Work to complete. An exact restatement of every record is required.

Extracted data entries:
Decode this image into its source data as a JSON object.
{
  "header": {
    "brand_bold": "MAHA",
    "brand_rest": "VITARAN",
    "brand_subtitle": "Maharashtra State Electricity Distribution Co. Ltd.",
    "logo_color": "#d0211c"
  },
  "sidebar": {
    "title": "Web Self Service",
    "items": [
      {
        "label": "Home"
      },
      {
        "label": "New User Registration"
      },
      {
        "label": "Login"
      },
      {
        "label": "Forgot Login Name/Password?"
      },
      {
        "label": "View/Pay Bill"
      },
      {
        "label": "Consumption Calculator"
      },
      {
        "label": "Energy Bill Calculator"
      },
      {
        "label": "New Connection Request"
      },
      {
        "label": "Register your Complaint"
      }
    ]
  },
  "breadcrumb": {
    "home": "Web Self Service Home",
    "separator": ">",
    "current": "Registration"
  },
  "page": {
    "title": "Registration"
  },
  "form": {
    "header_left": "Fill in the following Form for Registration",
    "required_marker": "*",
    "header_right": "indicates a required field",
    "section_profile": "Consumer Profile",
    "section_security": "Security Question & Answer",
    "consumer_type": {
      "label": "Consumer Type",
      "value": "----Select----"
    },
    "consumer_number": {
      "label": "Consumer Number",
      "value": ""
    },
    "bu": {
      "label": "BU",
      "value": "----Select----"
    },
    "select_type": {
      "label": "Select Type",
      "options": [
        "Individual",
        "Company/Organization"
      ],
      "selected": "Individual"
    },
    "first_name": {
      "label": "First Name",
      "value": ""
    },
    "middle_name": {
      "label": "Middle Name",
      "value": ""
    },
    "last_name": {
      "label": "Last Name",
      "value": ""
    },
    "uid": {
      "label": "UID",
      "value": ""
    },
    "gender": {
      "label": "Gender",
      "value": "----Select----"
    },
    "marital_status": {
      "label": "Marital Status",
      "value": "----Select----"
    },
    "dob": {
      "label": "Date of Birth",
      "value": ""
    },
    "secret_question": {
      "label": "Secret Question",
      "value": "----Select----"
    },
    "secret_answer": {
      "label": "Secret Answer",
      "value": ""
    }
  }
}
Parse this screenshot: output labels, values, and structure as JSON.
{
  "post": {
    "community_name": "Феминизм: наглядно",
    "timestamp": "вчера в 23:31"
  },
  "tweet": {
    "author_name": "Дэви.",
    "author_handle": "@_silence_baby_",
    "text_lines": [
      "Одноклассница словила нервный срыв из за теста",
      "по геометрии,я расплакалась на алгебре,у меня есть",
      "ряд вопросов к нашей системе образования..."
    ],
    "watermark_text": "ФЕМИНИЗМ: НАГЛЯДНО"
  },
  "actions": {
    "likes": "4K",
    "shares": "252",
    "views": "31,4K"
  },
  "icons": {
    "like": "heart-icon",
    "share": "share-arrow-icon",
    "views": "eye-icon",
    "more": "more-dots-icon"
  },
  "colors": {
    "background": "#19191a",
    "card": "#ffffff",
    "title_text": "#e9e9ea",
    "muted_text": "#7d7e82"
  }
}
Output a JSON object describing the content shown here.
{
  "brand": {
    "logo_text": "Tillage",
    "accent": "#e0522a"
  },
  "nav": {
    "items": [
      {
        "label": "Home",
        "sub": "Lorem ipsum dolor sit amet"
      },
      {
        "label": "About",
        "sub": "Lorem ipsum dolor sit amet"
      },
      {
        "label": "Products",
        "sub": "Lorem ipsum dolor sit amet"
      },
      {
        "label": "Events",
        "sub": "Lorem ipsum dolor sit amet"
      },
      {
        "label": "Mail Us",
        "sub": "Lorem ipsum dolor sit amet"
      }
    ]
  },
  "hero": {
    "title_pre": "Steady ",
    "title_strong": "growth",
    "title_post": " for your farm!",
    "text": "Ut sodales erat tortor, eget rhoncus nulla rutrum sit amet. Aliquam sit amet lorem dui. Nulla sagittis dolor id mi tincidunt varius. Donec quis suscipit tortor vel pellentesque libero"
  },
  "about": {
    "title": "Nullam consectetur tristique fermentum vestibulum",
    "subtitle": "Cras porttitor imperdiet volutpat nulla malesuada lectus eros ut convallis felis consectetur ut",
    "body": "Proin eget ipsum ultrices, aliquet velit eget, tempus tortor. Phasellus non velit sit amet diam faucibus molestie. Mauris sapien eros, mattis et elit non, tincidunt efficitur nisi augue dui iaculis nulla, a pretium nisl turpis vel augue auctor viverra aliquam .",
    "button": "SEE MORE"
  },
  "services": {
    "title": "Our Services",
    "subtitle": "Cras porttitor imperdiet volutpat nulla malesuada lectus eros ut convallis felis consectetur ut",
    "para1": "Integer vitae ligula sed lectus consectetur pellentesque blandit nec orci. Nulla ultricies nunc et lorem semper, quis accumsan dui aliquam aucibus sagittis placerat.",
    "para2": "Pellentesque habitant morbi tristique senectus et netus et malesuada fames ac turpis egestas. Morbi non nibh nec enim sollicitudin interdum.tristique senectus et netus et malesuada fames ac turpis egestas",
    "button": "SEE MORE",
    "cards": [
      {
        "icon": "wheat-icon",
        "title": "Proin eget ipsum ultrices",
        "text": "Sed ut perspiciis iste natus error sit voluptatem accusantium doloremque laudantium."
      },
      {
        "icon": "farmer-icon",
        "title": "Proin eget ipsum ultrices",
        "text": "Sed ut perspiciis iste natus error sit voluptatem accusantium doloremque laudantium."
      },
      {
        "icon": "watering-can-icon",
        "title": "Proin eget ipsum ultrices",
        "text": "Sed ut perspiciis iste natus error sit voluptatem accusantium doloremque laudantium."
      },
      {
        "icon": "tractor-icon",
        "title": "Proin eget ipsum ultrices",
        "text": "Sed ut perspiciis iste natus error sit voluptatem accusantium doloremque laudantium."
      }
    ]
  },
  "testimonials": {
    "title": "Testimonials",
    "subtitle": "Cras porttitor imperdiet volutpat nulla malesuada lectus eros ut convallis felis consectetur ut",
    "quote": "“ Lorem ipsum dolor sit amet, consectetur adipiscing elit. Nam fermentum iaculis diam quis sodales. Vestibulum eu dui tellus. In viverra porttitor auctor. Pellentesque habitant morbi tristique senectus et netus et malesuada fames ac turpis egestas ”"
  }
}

Exercise response.
Decode this image into its source data as a JSON object.
{
  "header": {
    "brand_bold": "MAHA",
    "brand_rest": "VITARAN",
    "brand_subtitle": "Maharashtra State Electricity Distribution Co. Ltd.",
    "logo_color": "#d0211c"
  },
  "sidebar": {
    "title": "Web Self Service",
    "items": [
      {
        "label": "Home"
      },
      {
        "label": "New User Registration"
      },
      {
        "label": "Login"
      },
      {
        "label": "Forgot Login Name/Password?"
      },
      {
        "label": "View/Pay Bill"
      },
      {
        "label": "Consumption Calculator"
      },
      {
        "label": "Energy Bill Calculator"
      },
      {
        "label": "New Connection Request"
      },
      {
        "label": "Register your Complaint"
      }
    ]
  },
  "breadcrumb": {
    "home": "Web Self Service Home",
    "separator": ">",
    "current": "Registration"
  },
  "page": {
    "title": "Registration"
  },
  "form": {
    "header_left": "Fill in the following Form for Registration",
    "required_marker": "*",
    "header_right": "indicates a required field",
    "section_profile": "Consumer Profile",
    "section_security": "Security Question & Answer",
    "consumer_type": {
      "label": "Consumer Type",
      "value": "----Select----"
    },
    "consumer_number": {
      "label": "Consumer Number",
      "value": ""
    },
    "bu": {
      "label": "BU",
      "value": "----Select----"
    },
    "select_type": {
      "label": "Select Type",
      "options": [
        "Individual",
        "Company/Organization"
      ],
      "selected": "Individual"
    },
    "first_name": {
      "label": "First Name",
      "value": ""
    },
    "middle_name": {
      "label": "Middle Name",
      "value": ""
    },
    "last_name": {
      "label": "Last Name",
      "value": ""
    },
    "uid": {
      "label": "UID",
      "value": ""
    },
    "gender": {
      "label": "Gender",
      "value": "----Select----"
    },
    "marital_status": {
      "label": "Marital Status",
      "value": "----Select----"
    },
    "dob": {
      "label": "Date of Birth",
      "value": ""
    },
    "secret_question": {
      "label": "Secret Question",
      "value": "----Select----"
    },
    "secret_answer": {
      "label": "Secret Answer",
      "value": ""
    }
  }
}
Parse this screenshot: output labels, values, and structure as JSON.
{
  "post": {
    "community_name": "Феминизм: наглядно",
    "timestamp": "вчера в 23:31"
  },
  "tweet": {
    "author_name": "Дэви.",
    "author_handle": "@_silence_baby_",
    "text_lines": [
      "Одноклассница словила нервный срыв из за теста",
      "по геометрии,я расплакалась на алгебре,у меня есть",
      "ряд вопросов к нашей системе образования..."
    ],
    "watermark_text": "ФЕМИНИЗМ: НАГЛЯДНО"
  },
  "actions": {
    "likes": "4K",
    "shares": "252",
    "views": "31,4K"
  },
  "icons": {
    "like": "heart-icon",
    "share": "share-arrow-icon",
    "views": "eye-icon",
    "more": "more-dots-icon"
  },
  "colors": {
    "background": "#19191a",
    "card": "#ffffff",
    "title_text": "#e9e9ea",
    "muted_text": "#7d7e82"
  }
}
Output a JSON object describing the content shown here.
{
  "brand": {
    "logo_text": "Tillage",
    "accent": "#e0522a"
  },
  "nav": {
    "items": [
      {
        "label": "Home",
        "sub": "Lorem ipsum dolor sit amet"
      },
      {
        "label": "About",
        "sub": "Lorem ipsum dolor sit amet"
      },
      {
        "label": "Products",
        "sub": "Lorem ipsum dolor sit amet"
      },
      {
        "label": "Events",
        "sub": "Lorem ipsum dolor sit amet"
      },
      {
        "label": "Mail Us",
        "sub": "Lorem ipsum dolor sit amet"
      }
    ]
  },
  "hero": {
    "title_pre": "Steady ",
    "title_strong": "growth",
    "title_post": " for your farm!",
    "text": "Ut sodales erat tortor, eget rhoncus nulla rutrum sit amet. Aliquam sit amet lorem dui. Nulla sagittis dolor id mi tincidunt varius. Donec quis suscipit tortor vel pellentesque libero"
  },
  "about": {
    "title": "Nullam consectetur tristique fermentum vestibulum",
    "subtitle": "Cras porttitor imperdiet volutpat nulla malesuada lectus eros ut convallis felis consectetur ut",
    "body": "Proin eget ipsum ultrices, aliquet velit eget, tempus tortor. Phasellus non velit sit amet diam faucibus molestie. Mauris sapien eros, mattis et elit non, tincidunt efficitur nisi augue dui iaculis nulla, a pretium nisl turpis vel augue auctor viverra aliquam .",
    "button": "SEE MORE"
  },
  "services": {
    "title": "Our Services",
    "subtitle": "Cras porttitor imperdiet volutpat nulla malesuada lectus eros ut convallis felis consectetur ut",
    "para1": "Integer vitae ligula sed lectus consectetur pellentesque blandit nec orci. Nulla ultricies nunc et lorem semper, quis accumsan dui aliquam aucibus sagittis placerat.",
    "para2": "Pellentesque habitant morbi tristique senectus et netus et malesuada fames ac turpis egestas. Morbi non nibh nec enim sollicitudin interdum.tristique senectus et netus et malesuada fames ac turpis egestas",
    "button": "SEE MORE",
    "cards": [
      {
        "icon": "wheat-icon",
        "title": "Proin eget ipsum ultrices",
        "text": "Sed ut perspiciis iste natus error sit voluptatem accusantium doloremque laudantium."
      },
      {
        "icon": "farmer-icon",
        "title": "Proin eget ipsum ultrices",
        "text": "Sed ut perspiciis iste natus error sit voluptatem accusantium doloremque laudantium."
      },
      {
        "icon": "watering-can-icon",
        "title": "Proin eget ipsum ultrices",
        "text": "Sed ut perspiciis iste natus error sit voluptatem accusantium doloremque laudantium."
      },
      {
        "icon": "tractor-icon",
        "title": "Proin eget ipsum ultrices",
        "text": "Sed ut perspiciis iste natus error sit voluptatem accusantium doloremque laudantium."
      }
    ]
  },
  "testimonials": {
    "title": "Testimonials",
    "subtitle": "Cras porttitor imperdiet volutpat nulla malesuada lectus eros ut convallis felis consectetur ut",
    "quote": "“ Lorem ipsum dolor sit amet, consectetur adipiscing elit. Nam fermentum iaculis diam quis sodales. Vestibulum eu dui tellus. In viverra porttitor auctor. Pellentesque habitant morbi tristique senectus et netus et malesuada fames ac turpis egestas ”"
  }
}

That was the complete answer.